- Data records:
______

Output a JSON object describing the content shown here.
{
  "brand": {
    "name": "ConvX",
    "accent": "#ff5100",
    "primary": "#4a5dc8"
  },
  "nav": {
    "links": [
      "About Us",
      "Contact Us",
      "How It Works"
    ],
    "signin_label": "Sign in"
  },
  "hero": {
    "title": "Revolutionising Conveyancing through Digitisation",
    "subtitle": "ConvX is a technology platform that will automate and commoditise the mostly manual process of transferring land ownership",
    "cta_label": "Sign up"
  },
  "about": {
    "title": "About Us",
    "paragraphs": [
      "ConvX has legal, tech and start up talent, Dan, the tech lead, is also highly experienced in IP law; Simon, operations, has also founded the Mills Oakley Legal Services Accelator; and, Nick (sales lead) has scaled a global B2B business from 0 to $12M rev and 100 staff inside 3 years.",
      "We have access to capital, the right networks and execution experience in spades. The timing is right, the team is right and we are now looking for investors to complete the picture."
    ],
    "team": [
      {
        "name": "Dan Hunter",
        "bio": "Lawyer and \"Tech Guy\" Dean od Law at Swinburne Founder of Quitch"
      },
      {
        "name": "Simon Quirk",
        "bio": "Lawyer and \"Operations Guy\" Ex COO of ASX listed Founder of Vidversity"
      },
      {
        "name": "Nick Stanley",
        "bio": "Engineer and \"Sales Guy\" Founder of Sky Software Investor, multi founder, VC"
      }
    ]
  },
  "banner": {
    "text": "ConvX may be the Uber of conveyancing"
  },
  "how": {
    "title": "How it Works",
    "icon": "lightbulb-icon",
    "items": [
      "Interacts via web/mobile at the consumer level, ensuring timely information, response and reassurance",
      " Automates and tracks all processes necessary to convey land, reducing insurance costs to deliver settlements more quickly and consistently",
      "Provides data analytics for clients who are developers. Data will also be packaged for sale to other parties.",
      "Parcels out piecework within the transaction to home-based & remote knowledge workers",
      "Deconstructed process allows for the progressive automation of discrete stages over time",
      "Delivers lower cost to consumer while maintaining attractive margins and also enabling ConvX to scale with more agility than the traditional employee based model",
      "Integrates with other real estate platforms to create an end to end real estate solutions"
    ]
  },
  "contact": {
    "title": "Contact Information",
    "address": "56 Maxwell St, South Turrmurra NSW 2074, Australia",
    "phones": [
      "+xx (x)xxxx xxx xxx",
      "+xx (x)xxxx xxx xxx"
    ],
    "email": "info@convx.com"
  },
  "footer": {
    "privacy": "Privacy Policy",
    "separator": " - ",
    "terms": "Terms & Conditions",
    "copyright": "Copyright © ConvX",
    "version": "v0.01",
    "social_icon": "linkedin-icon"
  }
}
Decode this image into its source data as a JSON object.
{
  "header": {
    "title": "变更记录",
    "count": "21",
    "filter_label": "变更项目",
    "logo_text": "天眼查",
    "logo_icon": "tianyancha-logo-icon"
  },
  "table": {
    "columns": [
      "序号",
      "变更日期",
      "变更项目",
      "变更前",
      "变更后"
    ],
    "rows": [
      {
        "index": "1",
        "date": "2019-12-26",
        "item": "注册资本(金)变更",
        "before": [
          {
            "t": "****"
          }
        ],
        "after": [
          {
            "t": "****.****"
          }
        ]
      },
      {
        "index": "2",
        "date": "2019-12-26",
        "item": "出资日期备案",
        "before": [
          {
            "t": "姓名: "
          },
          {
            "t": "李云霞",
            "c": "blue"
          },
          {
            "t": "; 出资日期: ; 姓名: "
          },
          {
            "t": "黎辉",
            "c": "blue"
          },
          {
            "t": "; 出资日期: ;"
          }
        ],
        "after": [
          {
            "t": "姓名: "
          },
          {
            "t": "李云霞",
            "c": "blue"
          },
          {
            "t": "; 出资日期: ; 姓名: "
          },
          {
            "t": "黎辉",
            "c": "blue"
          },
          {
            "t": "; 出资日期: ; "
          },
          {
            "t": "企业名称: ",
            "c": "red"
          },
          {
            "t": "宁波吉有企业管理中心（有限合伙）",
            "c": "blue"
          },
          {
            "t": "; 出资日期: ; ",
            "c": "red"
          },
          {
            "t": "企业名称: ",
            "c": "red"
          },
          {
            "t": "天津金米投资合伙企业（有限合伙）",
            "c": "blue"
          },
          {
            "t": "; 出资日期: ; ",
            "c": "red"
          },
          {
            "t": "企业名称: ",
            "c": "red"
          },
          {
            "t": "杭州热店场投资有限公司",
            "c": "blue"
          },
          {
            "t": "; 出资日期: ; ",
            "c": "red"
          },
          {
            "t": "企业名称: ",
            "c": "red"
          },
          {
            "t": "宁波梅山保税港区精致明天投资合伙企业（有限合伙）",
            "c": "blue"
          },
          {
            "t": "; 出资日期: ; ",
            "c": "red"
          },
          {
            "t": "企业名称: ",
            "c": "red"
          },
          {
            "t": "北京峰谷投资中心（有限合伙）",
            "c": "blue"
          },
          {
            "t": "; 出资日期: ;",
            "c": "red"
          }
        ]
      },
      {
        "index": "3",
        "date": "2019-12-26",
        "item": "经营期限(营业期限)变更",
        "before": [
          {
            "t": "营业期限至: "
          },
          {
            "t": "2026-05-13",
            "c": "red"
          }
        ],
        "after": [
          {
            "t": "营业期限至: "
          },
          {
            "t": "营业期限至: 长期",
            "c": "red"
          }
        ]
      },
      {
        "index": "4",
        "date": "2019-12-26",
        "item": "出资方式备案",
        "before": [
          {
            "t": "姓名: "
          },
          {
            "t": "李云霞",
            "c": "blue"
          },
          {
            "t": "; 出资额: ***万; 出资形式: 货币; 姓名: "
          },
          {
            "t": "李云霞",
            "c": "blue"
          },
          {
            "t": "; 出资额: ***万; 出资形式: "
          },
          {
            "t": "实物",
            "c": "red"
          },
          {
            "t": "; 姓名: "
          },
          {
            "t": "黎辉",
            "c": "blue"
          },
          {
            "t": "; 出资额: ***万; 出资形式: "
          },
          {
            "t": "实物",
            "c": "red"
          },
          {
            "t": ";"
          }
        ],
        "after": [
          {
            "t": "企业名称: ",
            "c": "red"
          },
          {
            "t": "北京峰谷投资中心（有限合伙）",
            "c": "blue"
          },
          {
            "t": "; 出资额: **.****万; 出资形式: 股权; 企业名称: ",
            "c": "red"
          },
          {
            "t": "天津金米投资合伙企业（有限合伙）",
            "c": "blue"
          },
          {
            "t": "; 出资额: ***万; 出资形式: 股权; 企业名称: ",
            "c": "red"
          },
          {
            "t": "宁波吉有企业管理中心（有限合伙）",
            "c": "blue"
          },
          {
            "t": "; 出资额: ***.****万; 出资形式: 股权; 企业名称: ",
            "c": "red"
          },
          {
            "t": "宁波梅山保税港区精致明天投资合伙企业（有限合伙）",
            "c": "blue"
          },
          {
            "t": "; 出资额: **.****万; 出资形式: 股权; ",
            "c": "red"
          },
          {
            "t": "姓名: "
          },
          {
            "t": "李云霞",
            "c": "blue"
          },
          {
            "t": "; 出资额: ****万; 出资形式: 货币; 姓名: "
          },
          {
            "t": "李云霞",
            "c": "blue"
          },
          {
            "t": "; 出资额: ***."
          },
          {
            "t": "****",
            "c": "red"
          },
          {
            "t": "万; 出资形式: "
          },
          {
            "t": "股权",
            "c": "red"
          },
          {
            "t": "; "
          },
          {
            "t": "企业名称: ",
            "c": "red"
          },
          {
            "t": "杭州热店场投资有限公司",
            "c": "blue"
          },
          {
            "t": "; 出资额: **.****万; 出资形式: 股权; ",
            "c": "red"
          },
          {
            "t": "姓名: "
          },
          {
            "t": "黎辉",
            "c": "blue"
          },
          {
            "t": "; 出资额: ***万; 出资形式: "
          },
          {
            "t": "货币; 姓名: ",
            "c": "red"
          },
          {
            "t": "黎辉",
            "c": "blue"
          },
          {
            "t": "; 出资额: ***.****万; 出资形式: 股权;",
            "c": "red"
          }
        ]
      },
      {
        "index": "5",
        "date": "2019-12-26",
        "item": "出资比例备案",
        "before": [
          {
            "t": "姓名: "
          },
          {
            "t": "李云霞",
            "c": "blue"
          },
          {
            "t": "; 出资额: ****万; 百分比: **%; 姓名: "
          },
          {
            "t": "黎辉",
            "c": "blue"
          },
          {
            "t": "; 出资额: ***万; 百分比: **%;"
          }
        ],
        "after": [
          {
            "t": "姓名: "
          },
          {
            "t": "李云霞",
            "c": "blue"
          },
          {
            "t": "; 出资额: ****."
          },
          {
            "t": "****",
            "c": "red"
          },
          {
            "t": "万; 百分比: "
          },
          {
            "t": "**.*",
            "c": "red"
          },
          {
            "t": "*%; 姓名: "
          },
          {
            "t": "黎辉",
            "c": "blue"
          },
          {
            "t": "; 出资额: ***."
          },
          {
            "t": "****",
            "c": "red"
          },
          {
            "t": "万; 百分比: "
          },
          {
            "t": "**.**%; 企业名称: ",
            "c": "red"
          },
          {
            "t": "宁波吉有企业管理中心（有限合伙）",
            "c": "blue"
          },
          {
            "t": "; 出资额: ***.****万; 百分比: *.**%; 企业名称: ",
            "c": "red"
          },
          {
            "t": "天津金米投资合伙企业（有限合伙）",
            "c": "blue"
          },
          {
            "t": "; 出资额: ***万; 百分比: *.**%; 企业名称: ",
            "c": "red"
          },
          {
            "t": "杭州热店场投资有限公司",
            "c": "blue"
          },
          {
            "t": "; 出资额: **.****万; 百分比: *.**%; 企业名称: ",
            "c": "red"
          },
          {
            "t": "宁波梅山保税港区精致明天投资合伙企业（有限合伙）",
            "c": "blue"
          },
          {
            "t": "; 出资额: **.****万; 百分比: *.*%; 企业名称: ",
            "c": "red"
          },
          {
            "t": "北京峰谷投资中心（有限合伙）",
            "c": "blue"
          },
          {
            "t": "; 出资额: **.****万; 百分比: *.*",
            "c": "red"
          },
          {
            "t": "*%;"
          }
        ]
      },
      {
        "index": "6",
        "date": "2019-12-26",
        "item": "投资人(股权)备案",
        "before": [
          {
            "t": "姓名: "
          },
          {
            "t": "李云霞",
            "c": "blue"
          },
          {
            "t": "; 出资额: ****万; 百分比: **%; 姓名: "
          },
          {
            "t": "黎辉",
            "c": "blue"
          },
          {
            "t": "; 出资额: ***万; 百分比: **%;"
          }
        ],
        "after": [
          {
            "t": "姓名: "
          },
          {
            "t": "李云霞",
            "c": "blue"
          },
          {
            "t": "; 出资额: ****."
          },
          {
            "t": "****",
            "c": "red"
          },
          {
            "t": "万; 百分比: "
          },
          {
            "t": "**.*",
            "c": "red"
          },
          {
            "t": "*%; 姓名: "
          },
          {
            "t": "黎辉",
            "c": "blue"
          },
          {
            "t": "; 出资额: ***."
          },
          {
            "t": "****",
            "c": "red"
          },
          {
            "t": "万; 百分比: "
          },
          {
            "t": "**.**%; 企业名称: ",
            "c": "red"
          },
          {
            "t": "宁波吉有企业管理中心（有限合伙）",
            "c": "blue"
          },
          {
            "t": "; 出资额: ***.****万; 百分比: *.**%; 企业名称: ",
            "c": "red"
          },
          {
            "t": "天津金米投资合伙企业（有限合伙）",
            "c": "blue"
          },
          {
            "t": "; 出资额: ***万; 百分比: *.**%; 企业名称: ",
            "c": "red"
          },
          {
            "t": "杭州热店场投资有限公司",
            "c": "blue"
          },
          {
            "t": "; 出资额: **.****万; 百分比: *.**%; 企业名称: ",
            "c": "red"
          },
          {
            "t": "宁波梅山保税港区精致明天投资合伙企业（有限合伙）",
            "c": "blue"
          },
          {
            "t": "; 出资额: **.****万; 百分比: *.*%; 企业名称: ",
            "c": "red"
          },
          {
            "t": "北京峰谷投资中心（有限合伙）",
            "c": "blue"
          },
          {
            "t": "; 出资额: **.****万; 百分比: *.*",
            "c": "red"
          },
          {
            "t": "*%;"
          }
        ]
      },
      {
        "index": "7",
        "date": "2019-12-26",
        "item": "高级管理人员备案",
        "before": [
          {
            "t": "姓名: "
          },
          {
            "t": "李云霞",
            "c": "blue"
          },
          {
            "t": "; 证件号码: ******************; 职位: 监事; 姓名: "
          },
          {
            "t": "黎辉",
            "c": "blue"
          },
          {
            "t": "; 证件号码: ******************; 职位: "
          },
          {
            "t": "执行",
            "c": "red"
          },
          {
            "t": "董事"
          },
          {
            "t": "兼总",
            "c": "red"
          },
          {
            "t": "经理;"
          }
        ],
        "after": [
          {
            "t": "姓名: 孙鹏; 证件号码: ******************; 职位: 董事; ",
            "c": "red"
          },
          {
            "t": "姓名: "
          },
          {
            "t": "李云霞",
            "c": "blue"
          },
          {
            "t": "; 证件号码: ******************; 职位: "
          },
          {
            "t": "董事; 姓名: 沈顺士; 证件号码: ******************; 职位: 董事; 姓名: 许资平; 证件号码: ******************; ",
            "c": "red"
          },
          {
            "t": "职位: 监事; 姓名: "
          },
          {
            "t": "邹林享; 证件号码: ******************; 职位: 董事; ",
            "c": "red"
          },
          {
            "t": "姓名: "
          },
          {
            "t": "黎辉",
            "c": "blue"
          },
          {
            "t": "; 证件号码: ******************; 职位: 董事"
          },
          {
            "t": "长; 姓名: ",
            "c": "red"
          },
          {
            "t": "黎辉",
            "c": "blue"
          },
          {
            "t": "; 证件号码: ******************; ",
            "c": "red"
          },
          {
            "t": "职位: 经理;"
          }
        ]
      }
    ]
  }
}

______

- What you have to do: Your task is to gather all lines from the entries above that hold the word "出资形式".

- Reply to the exercise:
            "t": "; 出资额: ***万; 出资形式: 货币; 姓名: "
            "t": "; 出资额: ***万; 出资形式: "
            "t": "; 出资额: ***万; 出资形式: "
            "t": "; 出资额: **.****万; 出资形式: 股权; 企业名称: ",
            "t": "; 出资额: ***万; 出资形式: 股权; 企业名称: ",
            "t": "; 出资额: ***.****万; 出资形式: 股权; 企业名称: ",
            "t": "; 出资额: **.****万; 出资形式: 股权; ",
            "t": "; 出资额: ****万; 出资形式: 货币; 姓名: "
            "t": "万; 出资形式: "
            "t": "; 出资额: **.****万; 出资形式: 股权; ",
            "t": "; 出资额: ***万; 出资形式: "
            "t": "; 出资额: ***.****万; 出资形式: 股权;",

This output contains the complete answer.